Start of Entries shown

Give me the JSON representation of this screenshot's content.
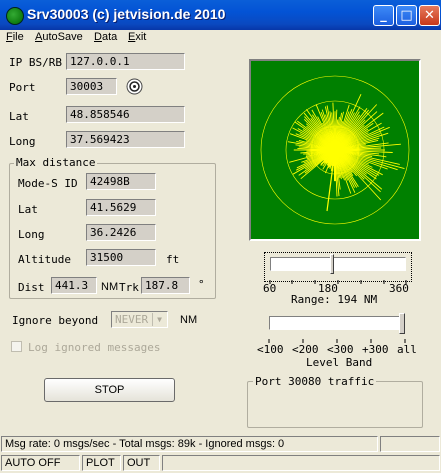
{
  "window": {
    "title": "Srv30003 (c) jetvision.de 2010",
    "controls": {
      "minimize": "_",
      "maximize": "□",
      "close": "✕"
    }
  },
  "menu": [
    {
      "label": "File",
      "mnemonic": "F",
      "rest": "ile"
    },
    {
      "label": "AutoSave",
      "mnemonic": "A",
      "rest": "utoSave"
    },
    {
      "label": "Data",
      "mnemonic": "D",
      "rest": "ata"
    },
    {
      "label": "Exit",
      "mnemonic": "E",
      "rest": "xit"
    }
  ],
  "connection": {
    "ip_label": "IP BS/RB",
    "ip_value": "127.0.0.1",
    "port_label": "Port",
    "port_value": "30003",
    "lat_label": "Lat",
    "lat_value": "48.858546",
    "long_label": "Long",
    "long_value": "37.569423"
  },
  "max_distance": {
    "title": "Max distance",
    "modes_label": "Mode-S ID",
    "modes_value": "42498B",
    "lat_label": "Lat",
    "lat_value": "41.5629",
    "long_label": "Long",
    "long_value": "36.2426",
    "alt_label": "Altitude",
    "alt_value": "31500",
    "alt_unit": "ft",
    "dist_label": "Dist",
    "dist_value": "441.3",
    "dist_unit": "NM",
    "trk_label": "Trk",
    "trk_value": "187.8",
    "trk_unit": "°"
  },
  "ignore": {
    "label": "Ignore beyond",
    "select_value": "NEVER",
    "unit": "NM",
    "log_checkbox_label": "Log ignored messages",
    "log_checked": false
  },
  "stop_button": "STOP",
  "range": {
    "ticks": [
      "60",
      "180",
      "360"
    ],
    "label": "Range: 194 NM",
    "slider_value_nm": 194
  },
  "level_band": {
    "ticks": [
      "<100",
      "<200",
      "<300",
      "+300",
      "all"
    ],
    "label": "Level Band"
  },
  "port_traffic": {
    "title": "Port 30080 traffic"
  },
  "status": {
    "message": "Msg rate: 0 msgs/sec - Total msgs: 89k - Ignored msgs: 0",
    "auto": "AUTO OFF",
    "plot": "PLOT",
    "out": "OUT"
  },
  "colors": {
    "radar_bg": "#008000",
    "radar_trace": "#ffff00",
    "titlebar": "#0a5fd8"
  }
}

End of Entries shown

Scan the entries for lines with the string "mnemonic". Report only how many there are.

4